#### [THE INPUT]

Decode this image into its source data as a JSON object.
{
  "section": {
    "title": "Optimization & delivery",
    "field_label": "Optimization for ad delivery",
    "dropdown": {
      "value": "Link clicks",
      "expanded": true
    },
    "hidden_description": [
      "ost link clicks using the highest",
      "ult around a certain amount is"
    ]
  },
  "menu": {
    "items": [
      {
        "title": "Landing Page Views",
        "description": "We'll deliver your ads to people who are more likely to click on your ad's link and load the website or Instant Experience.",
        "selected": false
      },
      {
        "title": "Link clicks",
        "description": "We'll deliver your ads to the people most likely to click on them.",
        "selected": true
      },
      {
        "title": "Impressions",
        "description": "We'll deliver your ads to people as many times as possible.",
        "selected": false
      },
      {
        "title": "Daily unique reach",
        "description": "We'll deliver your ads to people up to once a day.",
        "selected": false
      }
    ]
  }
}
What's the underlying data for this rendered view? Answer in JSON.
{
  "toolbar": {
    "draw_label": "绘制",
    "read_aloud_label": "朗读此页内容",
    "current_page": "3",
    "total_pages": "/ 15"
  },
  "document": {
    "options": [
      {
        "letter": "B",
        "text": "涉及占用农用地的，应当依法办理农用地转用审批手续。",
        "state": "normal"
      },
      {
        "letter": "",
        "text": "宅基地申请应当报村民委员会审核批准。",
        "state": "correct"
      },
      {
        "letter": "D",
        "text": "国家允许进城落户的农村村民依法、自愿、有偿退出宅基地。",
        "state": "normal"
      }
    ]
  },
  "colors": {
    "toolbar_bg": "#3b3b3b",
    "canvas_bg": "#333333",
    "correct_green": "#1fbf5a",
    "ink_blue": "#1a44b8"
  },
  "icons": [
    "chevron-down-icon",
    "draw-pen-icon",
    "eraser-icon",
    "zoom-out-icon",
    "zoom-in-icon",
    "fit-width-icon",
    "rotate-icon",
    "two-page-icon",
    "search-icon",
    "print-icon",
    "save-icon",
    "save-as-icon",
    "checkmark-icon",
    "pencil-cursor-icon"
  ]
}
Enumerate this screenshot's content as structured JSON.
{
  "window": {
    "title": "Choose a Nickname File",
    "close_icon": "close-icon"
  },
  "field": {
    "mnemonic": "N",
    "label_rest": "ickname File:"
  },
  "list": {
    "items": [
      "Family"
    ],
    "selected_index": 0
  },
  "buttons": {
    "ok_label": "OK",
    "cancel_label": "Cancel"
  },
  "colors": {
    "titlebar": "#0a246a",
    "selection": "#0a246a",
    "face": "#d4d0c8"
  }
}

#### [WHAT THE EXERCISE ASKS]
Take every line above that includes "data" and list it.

#### [ANSWER TO THIS PROBLEM]
Decode this image into its source data as a JSON object.
What's the underlying data for this rendered view? Answer in JSON.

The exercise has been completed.